Donald Trump and the country’s top elected Republican say they have taken “a very positive step toward unification” of the party after their first meeting.

The high stakes conclave came a week after House of Representatives Speaker Paul Ryan said he was “just not ready” to endorse his own party’s presumptive presidential nominee.

Republican lawmakers are increasingly urging the establishment to rally round their unlikely standard bearer and focus on the battle against probable Democratic nominee Hillary Clinton in November’s election.

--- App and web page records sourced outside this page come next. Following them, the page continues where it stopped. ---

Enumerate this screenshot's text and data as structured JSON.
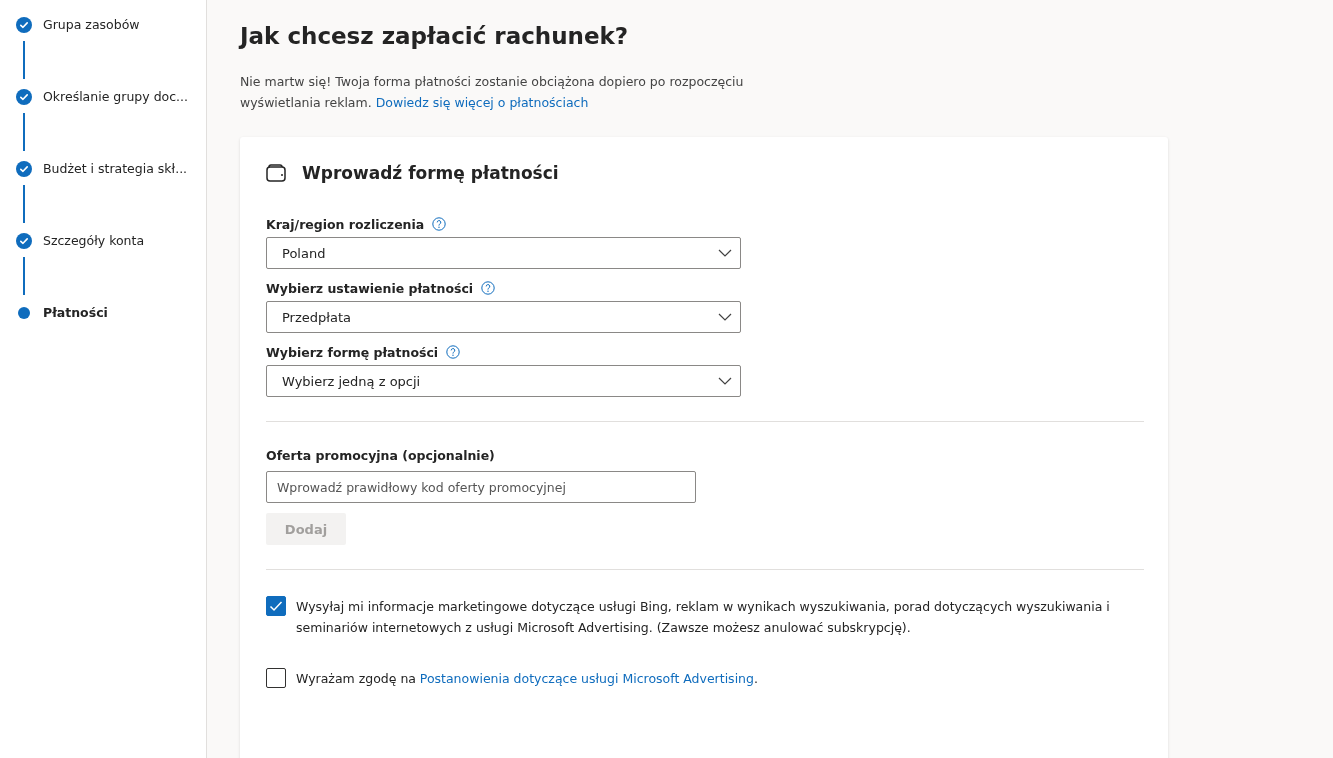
{
  "steps": [
    {
      "label": "Grupa zasobów",
      "completed": true,
      "selected": false
    },
    {
      "label": "Określanie grupy doc...",
      "completed": true,
      "selected": false
    },
    {
      "label": "Budżet i strategia skł...",
      "completed": true,
      "selected": false
    },
    {
      "label": "Szczegóły konta",
      "completed": true,
      "selected": false
    },
    {
      "label": "Płatności",
      "completed": false,
      "selected": true
    }
  ],
  "page": {
    "title": "Jak chcesz zapłacić rachunek?",
    "description": "Nie martw się! Twoja forma płatności zostanie obciążona dopiero po rozpoczęciu wyświetlania reklam.",
    "description_link": "Dowiedz się więcej o płatnościach"
  },
  "card": {
    "title": "Wprowadź formę płatności",
    "dropdowns": [
      {
        "label": "Kraj/region rozliczenia",
        "value": "Poland"
      },
      {
        "label": "Wybierz ustawienie płatności",
        "value": "Przedpłata"
      },
      {
        "label": "Wybierz formę płatności",
        "value": "Wybierz jedną z opcji"
      }
    ],
    "promo": {
      "label": "Oferta promocyjna (opcjonalnie)",
      "placeholder": "Wprowadź prawidłowy kod oferty promocyjnej",
      "button": "Dodaj",
      "button_disabled": true
    },
    "checkboxes": [
      {
        "text": "Wysyłaj mi informacje marketingowe dotyczące usługi Bing, reklam w wynikach wyszukiwania, porad dotyczących wyszukiwania i seminariów internetowych z usługi Microsoft Advertising. (Zawsze możesz anulować subskrypcję).",
        "checked": true
      },
      {
        "text": "Wyrażam zgodę na",
        "link": "Postanowienia dotyczące usługi Microsoft Advertising",
        "after": ".",
        "checked": false
      }
    ]
  }
}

Mr Trump and Mr Ryan released a joint statement after Thursday morning’s meeting at the Republican National Committee headquarters in Washington DC.

Anti-Trump protester Vaca demonstrates outside RNC headquarters in Washington

A small group of protesters gathered outside Republican HQ

It said they had a “great conversation”.

“While we were honest about our few differences, we recognize that there are also many important areas of common ground,” said the statement.

“We will be having additional discussions, but remain confident there’s a great opportunity to unify our party and win this fall, and we are totally committed to working together to achieve that goal.”

Mr Trump, who was for years a registered Democrat, also met Senate Majority Leader Mitch McConnell and RNC Chairman Reince Priebus, who have both backed Mr Trump.

Mr Priebus said afterwards there had been “very good chemistry” between Mr Trump and Mr Ryan.

On Thursday, Utah Senator Orrin Hatch, the chamber’s longest serving Republican, said he would now support Mr Trump.

Mr Ryan, 46, took up the Speakership last October, pledging to soften the party’s image and reach out to minority groups that traditionally vote Democratic.

But many Republicans have watched in despair as Mr Trump has made controversial remarks about Mexicans and women and called for a temporary ban on Muslims entering the US.

Analysts say Mr Ryan may also privately fear losing his job if Mr Trump leads the Republican party to heavy losses in the general election.

The House Speaker was the running mate with 2012 Republican presidential nominee, Mitt Romney, who is a fierce critic of Mr Trump.

Meanwhile, the Clinton team has been seeking to counter Mr Trump’s portrayal of her as “Crooked Hillary” by demanding he release his tax returns.